Published in Cancer Discovery, the journal of the American Association for Cancer Research (Aacr), the result is due to the group coordinated by the Italian Antonio Iavarone, who left Italy many years ago to work in the United States and Columbia University in New York recently transferred to the University of Miami where he is assistant director of the Sylvester Comprehensive Cancer Center.
Another Italian, Anna Lasorella, conducted the research with him.
The first mutations involved in tumors had been discovered by the same researchers in malignant brain tumors.
"We now know that the same gene, called LZTR1, is involved in multiple cancers and some syndromes related to cancer development, such as Schwannomatosis, a rare and painful condition that allows benign tumors to grow around nerves," Iavarone said. to ANSA.
“We discovered what the mutations involved in tumors do and this – he added – is important because it allows us to target the mechanisms of tumor development.

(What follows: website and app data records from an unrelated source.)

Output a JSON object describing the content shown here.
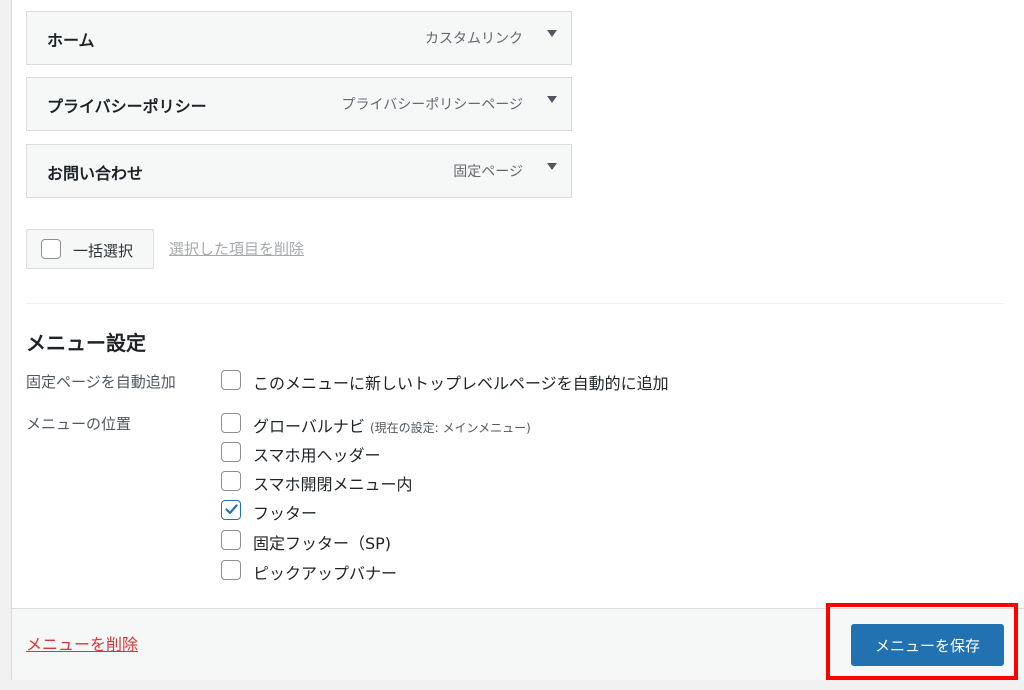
{
  "menu_items": [
    {
      "title": "ホーム",
      "type": "カスタムリンク"
    },
    {
      "title": "プライバシーポリシー",
      "type": "プライバシーポリシーページ"
    },
    {
      "title": "お問い合わせ",
      "type": "固定ページ"
    }
  ],
  "bulk": {
    "select_label": "一括選択",
    "delete_selected": "選択した項目を削除"
  },
  "settings": {
    "title": "メニュー設定",
    "auto_add_label": "固定ページを自動追加",
    "auto_add_option": "このメニューに新しいトップレベルページを自動的に追加",
    "location_label": "メニューの位置",
    "locations": [
      {
        "label": "グローバルナビ",
        "note": "(現在の設定: メインメニュー)",
        "checked": false
      },
      {
        "label": "スマホ用ヘッダー",
        "note": "",
        "checked": false
      },
      {
        "label": "スマホ開閉メニュー内",
        "note": "",
        "checked": false
      },
      {
        "label": "フッター",
        "note": "",
        "checked": true
      },
      {
        "label": "固定フッター（SP)",
        "note": "",
        "checked": false
      },
      {
        "label": "ピックアップバナー",
        "note": "",
        "checked": false
      }
    ]
  },
  "footer": {
    "delete_menu": "メニューを削除",
    "save": "メニューを保存"
  },
  "colors": {
    "primary": "#2271b1",
    "danger": "#d63638",
    "highlight": "#ff0000"
  }
}
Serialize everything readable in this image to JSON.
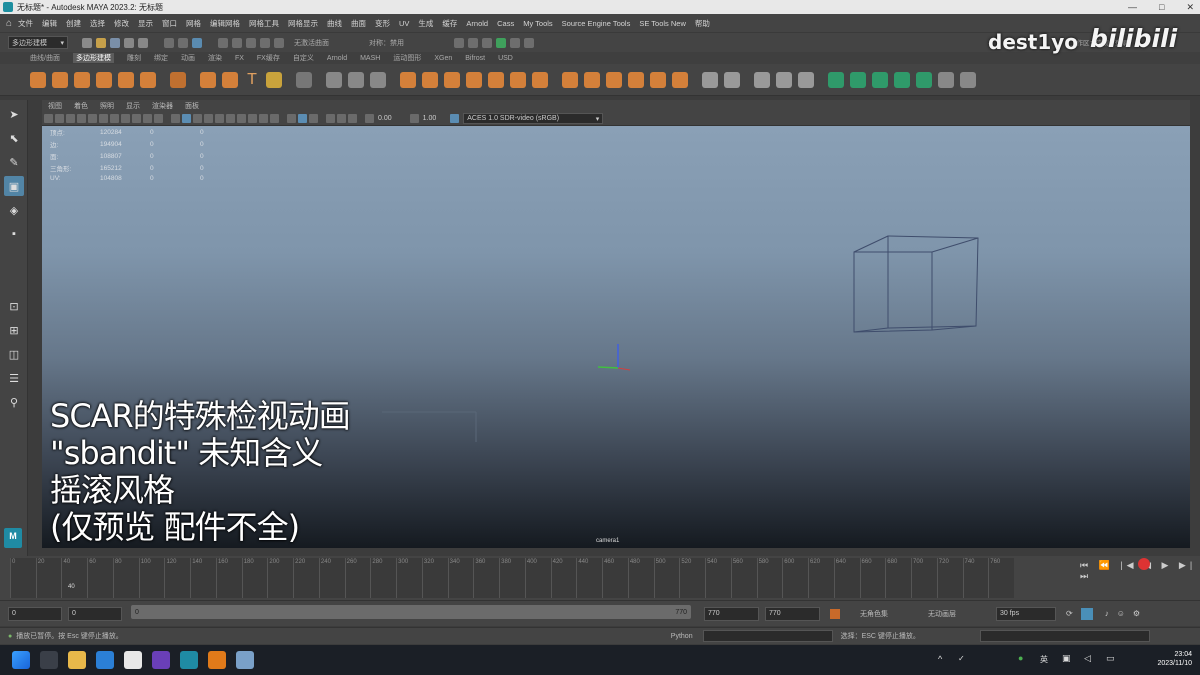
{
  "window": {
    "title": "无标题* - Autodesk MAYA 2023.2: 无标题",
    "controls": [
      "—",
      "□",
      "✕"
    ]
  },
  "menubar": {
    "items": [
      "文件",
      "编辑",
      "创建",
      "选择",
      "修改",
      "显示",
      "窗口",
      "网格",
      "编辑网格",
      "网格工具",
      "网格显示",
      "曲线",
      "曲面",
      "变形",
      "UV",
      "生成",
      "缓存",
      "Arnold",
      "Cass",
      "My Tools",
      "Source Engine Tools",
      "SE Tools New",
      "帮助"
    ]
  },
  "statusline": {
    "mode": "多边形建模",
    "live_label": "无激活曲面",
    "symmetry": "对称：禁用",
    "workspace": "工作区：常规",
    "login": "登录"
  },
  "shelf": {
    "tabs": [
      "曲线/曲面",
      "多边形建模",
      "雕刻",
      "绑定",
      "动画",
      "渲染",
      "FX",
      "FX缓存",
      "自定义",
      "Arnold",
      "MASH",
      "运动图形",
      "XGen",
      "Bifrost",
      "USD"
    ],
    "active_tab": "多边形建模"
  },
  "panel": {
    "menus": [
      "视图",
      "着色",
      "照明",
      "显示",
      "渲染器",
      "面板"
    ],
    "exposure": "0.00",
    "gamma": "1.00",
    "colorspace": "ACES 1.0 SDR-video (sRGB)"
  },
  "hud": {
    "rows": [
      {
        "label": "顶点:",
        "a": "120284",
        "b": "0",
        "c": "0"
      },
      {
        "label": "边:",
        "a": "194904",
        "b": "0",
        "c": "0"
      },
      {
        "label": "面:",
        "a": "108807",
        "b": "0",
        "c": "0"
      },
      {
        "label": "三角形:",
        "a": "165212",
        "b": "0",
        "c": "0"
      },
      {
        "label": "UV:",
        "a": "104808",
        "b": "0",
        "c": "0"
      }
    ]
  },
  "viewport": {
    "camera": "camera1"
  },
  "caption": {
    "lines": [
      "SCAR的特殊检视动画",
      "\"sbandit\" 未知含义",
      "摇滚风格",
      "(仅预览 配件不全)"
    ]
  },
  "watermark": {
    "user": "dest1yo",
    "site": "bilibili"
  },
  "timeslider": {
    "tick_labels": [
      "0",
      "20",
      "40",
      "60",
      "80",
      "100",
      "120",
      "140",
      "160",
      "180",
      "200",
      "220",
      "240",
      "260",
      "280",
      "300",
      "320",
      "340",
      "360",
      "380",
      "400",
      "420",
      "440",
      "460",
      "480",
      "500",
      "520",
      "540",
      "560",
      "580",
      "600",
      "620",
      "640",
      "660",
      "680",
      "700",
      "720",
      "740",
      "760"
    ],
    "current_frame": "40",
    "playback_icons": "⏮ ⏪ |◀ ◀ ▶ ▶| ⏭"
  },
  "rangeslider": {
    "start": "0",
    "anim_start": "0",
    "range_start": "0",
    "range_end": "770",
    "anim_end": "770",
    "end": "770",
    "char_set": "无角色集",
    "anim_layer": "无动画层",
    "fps": "30 fps"
  },
  "cmdline": {
    "message": "播放已暂停。按 Esc 键停止播放。",
    "lang": "Python",
    "help": "选择：ESC 键停止播放。"
  },
  "taskbar": {
    "time": "23:04",
    "date": "2023/11/10",
    "ime": "英"
  },
  "colors": {
    "accent": "#5285a6",
    "maya_teal": "#1f8ba4",
    "play_red": "#dd3333"
  }
}
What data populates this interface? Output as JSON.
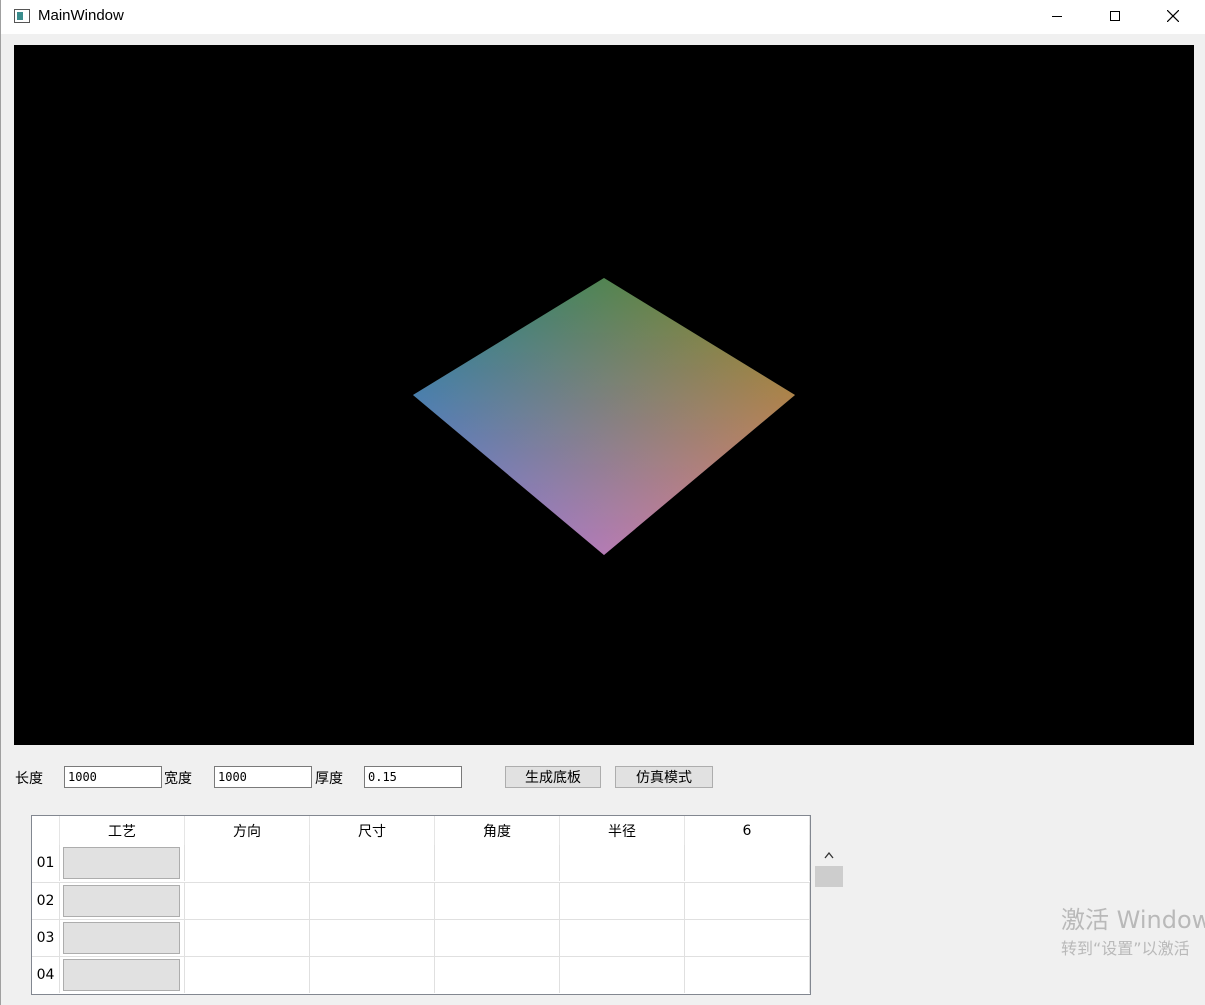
{
  "window": {
    "title": "MainWindow",
    "minimize_label": "—",
    "maximize_label": "☐",
    "close_label": "✕"
  },
  "viewport": {
    "background": "#000000",
    "shape_colors": {
      "top": "#228b22",
      "left": "#1e7ae6",
      "right": "#e6821e",
      "bottom": "#e67ae6"
    }
  },
  "params": {
    "length_label": "长度",
    "length_value": "1000",
    "width_label": "宽度",
    "width_value": "1000",
    "thickness_label": "厚度",
    "thickness_value": "0.15",
    "generate_button": "生成底板",
    "simulate_button": "仿真模式"
  },
  "table": {
    "headers": [
      "工艺",
      "方向",
      "尺寸",
      "角度",
      "半径",
      "6"
    ],
    "rows": [
      "01",
      "02",
      "03",
      "04"
    ]
  },
  "scroll": {
    "up_icon": "^"
  },
  "watermark": {
    "line1": "激活 Windows",
    "line2": "转到“设置”以激活"
  }
}
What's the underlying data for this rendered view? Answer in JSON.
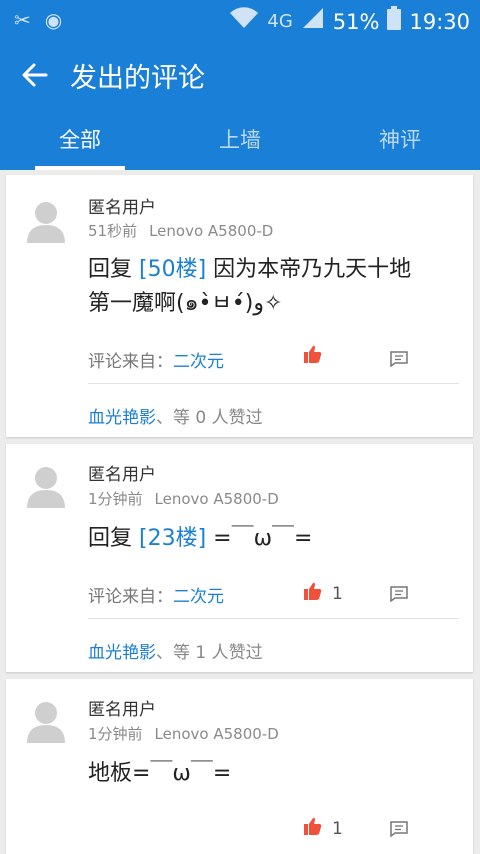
{
  "status": {
    "network": "4G",
    "battery": "51%",
    "time": "19:30",
    "icons": [
      "scissors-icon",
      "record-icon",
      "wifi-icon",
      "signal-icon",
      "battery-icon"
    ]
  },
  "appbar": {
    "title": "发出的评论",
    "back_icon": "arrow-left-icon"
  },
  "tabs": [
    {
      "label": "全部"
    },
    {
      "label": "上墙"
    },
    {
      "label": "神评"
    }
  ],
  "active_tab": "全部",
  "colors": {
    "primary": "#1a7fd6",
    "like": "#f0513a",
    "background": "#ececec"
  },
  "comments": [
    {
      "user": "匿名用户",
      "time": "51秒前",
      "device": "Lenovo A5800-D",
      "reply_prefix": "回复",
      "reply_ref": "[50楼]",
      "text_line1": "  因为本帝乃九天十地",
      "text_line2": "第一魔啊(๑•̀ㅂ•́)و✧",
      "source_label": "评论来自：",
      "source": "二次元",
      "like_count": "",
      "liker": "血光艳影",
      "likers_suffix": "、等 0 人赞过"
    },
    {
      "user": "匿名用户",
      "time": "1分钟前",
      "device": "Lenovo A5800-D",
      "reply_prefix": "回复",
      "reply_ref": "[23楼]",
      "text_line1": "  =￣ω￣=",
      "source_label": "评论来自：",
      "source": "二次元",
      "like_count": "1",
      "liker": "血光艳影",
      "likers_suffix": "、等 1 人赞过"
    },
    {
      "user": "匿名用户",
      "time": "1分钟前",
      "device": "Lenovo A5800-D",
      "text_line1": "地板=￣ω￣=",
      "like_count": "1"
    }
  ]
}
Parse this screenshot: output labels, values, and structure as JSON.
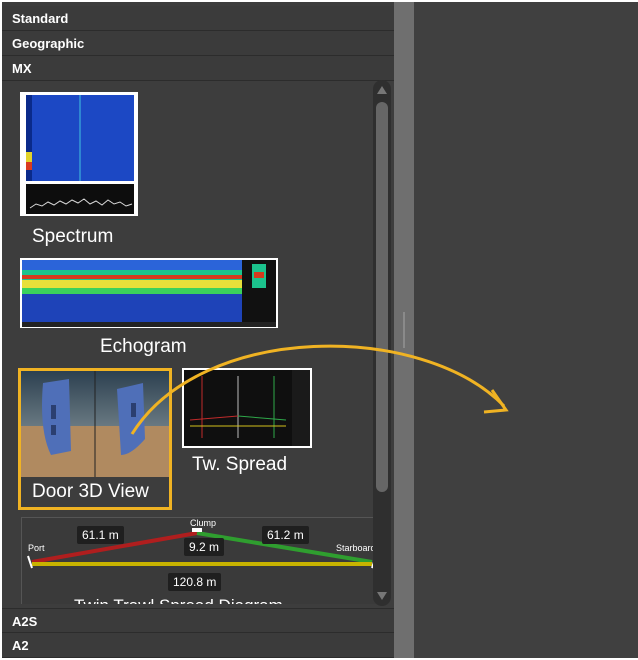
{
  "sections": {
    "standard": "Standard",
    "geographic": "Geographic",
    "mx": "MX",
    "a2s": "A2S",
    "a2": "A2"
  },
  "tiles": {
    "spectrum": "Spectrum",
    "echogram": "Echogram",
    "door3d": "Door 3D View",
    "tw_spread": "Tw. Spread",
    "twin_trawl": "Twin Trawl Spread Diagram"
  },
  "spread_diagram": {
    "port": "Port",
    "starboard": "Starboard",
    "clump": "Clump",
    "port_distance": "61.1 m",
    "starboard_distance": "61.2 m",
    "clump_distance": "9.2 m",
    "total_spread": "120.8 m"
  },
  "colors": {
    "highlight": "#f0b323",
    "port_line": "#b01e1e",
    "starboard_line": "#2f9e2f",
    "spread_line": "#c8b300"
  }
}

Now we can exploit this knowledge.”
It is an important step forward towards the new strategy that identifies tumors on the basis of their molecular characteristics and then chooses as targets the mechanisms linked to dangerous mutations.
The LZTR1 gene, for example, was until now known to be an enemy of tumors (tumor suppressor), and now it has been seen that when it mutates it instead becomes an ally of tumors, favoring their development.
The researchers discovered that, under normal conditions, the gene destroys two proteins, called EGFR and AXL, which tend to accumulate abnormally, causing tumor formation.
If it's mutated, it doesn't block them.
“LZTR1 mutations play a significant role in many cancers, including lung, brain, breast, colon, esophageal and other cancers.
“Now we know what the two proteins are, both very important for the development of human tumors – said Iavarone – and we know that there are already precision drugs designed to block them.
The problem – he adds – is that they are often used without success ”.
This is because they are often given singly, and if only one protein is affected, the other continues to help the tumour.
“For this reason, the EGFR and AXL proteins must both be blocked, with a combined therapy of the two drugs”.
After the encouraging results in mice, clinical trials are expected soon, on patients who have the mutation of the LZTR1 gene, although they are affected by various forms of cancer.